If you’ve heard anything about Wagyu, you’ll know that it is synonymous with “marbling,” referring to the unique layers of intramuscular fat found within the beef. This magnificent marbling contributes to Wagyu’s melt-in-your-mouth tenderness and buttery, umami flavour.
No other beef variety compares – putting Wagyu in a league of its own.
So, what gives Wagyu that trademark look and taste?
The role of genetics in marbling:
Wagyu cattle have a history rooted in Japan, where they were primarily bred for physical endurance and used in agriculture for centuries.
In the 1900s, Japanese Wagyu cattle were exported to the United States for a short time, ending in an export ban in 1997, with Japan declaring Wagyu cattle “a national treasure.”
In light of this, it’s important to understand the significance of 100% certified Wagyu cattle.
When Wild Coast Wagyu began 5 years ago, we carefully selected our genetics to ensure high quality for our customers.

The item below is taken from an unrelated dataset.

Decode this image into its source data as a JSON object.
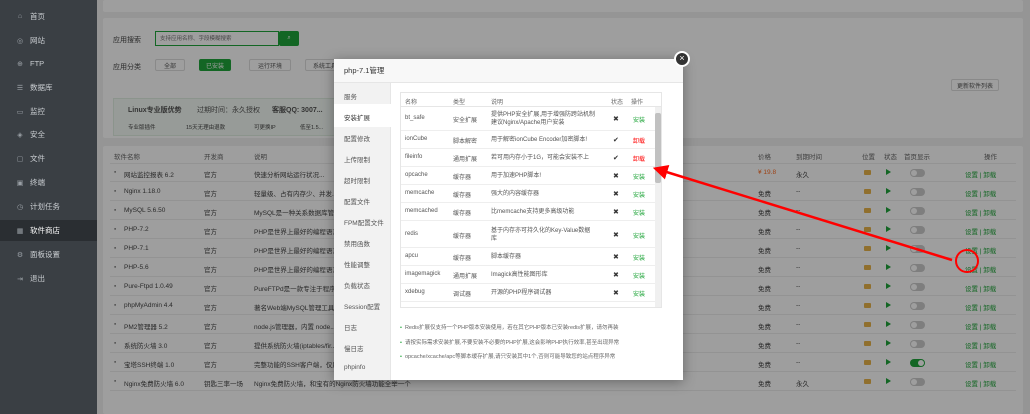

We proudly state that they are ranked in the top 5% globally. It’s important to note that each Wagyu cow is different from the next, be it in size or fat content, resulting in carcasses of varying marbling quality.

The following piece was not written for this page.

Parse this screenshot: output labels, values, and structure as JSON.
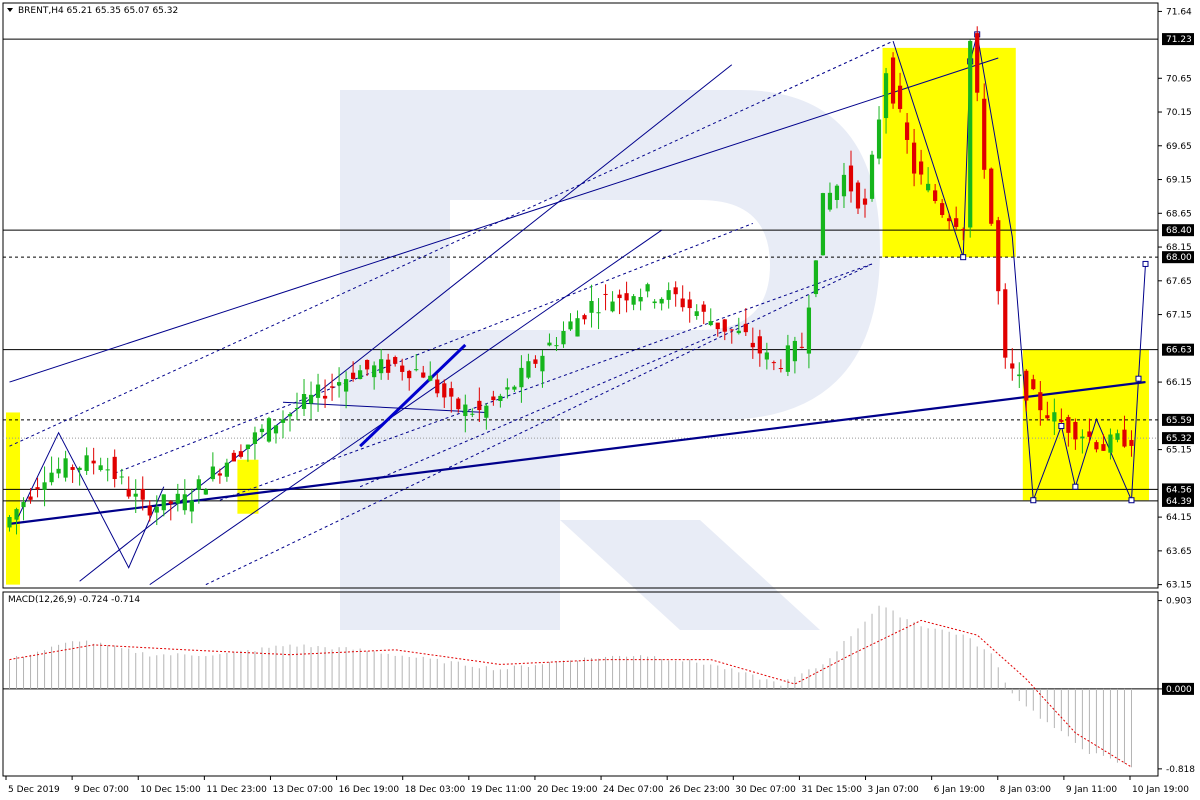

You may have heard stories of people massaging their Wagyu cattle daily, feeding them beer, or playing classical music to soothe them and produce the finest beef.
While we can’t quite speak to those methods, we can confidently say that the quality of the cattle’s feed and the manner in which they graze undoubtedly influence their meat quality.
Our Wagyu, for example, are raised in an open environment, free to roam and explore the scenic pastures of Greenfields Farm on the outskirts of Mooi River in the KwaZulu-Natal Midlands. There is no need to inject our cows with hormones or antibiotics, as their lifestyle keeps them healthy and happy – resulting in beef that is a cut above the rest.
How do you grade a Wagyu cut?
The first (and most important thing) to note is that our cattle are registered with the Wagyu Society of South Africa.
But what does that mean to you, the consumer?
This means that our Wagyu’s traceability is ensured through DNA sampling and testing. It also means that the grading process is independent, giving you peace of mind that when you pay a premium price for a particular cut – you get what you pay for.
To ensure that store-bought Wagyu is registered with the WSSA, look out for the logo below.
Every Wagyu supplier in South Africa registered with the WSSA has a standardised grading process.
Upon harvesting, a cut is taken between the 7th and 8th rib of the carcass, traditionally your ribeye steak. A specialised camera is used to take a photo of the cut. It’s then sent to the WSSA, who provides an objective marbling score.
Currently, our cuts range from MS 4-5 to MS 6-7 (with the occasional MS 9) and are steadily increasing.
Our focus on quality over quantity means that we are continuously improving our marbling score through genetics and farming methods, ensuring that you get the best beef every time.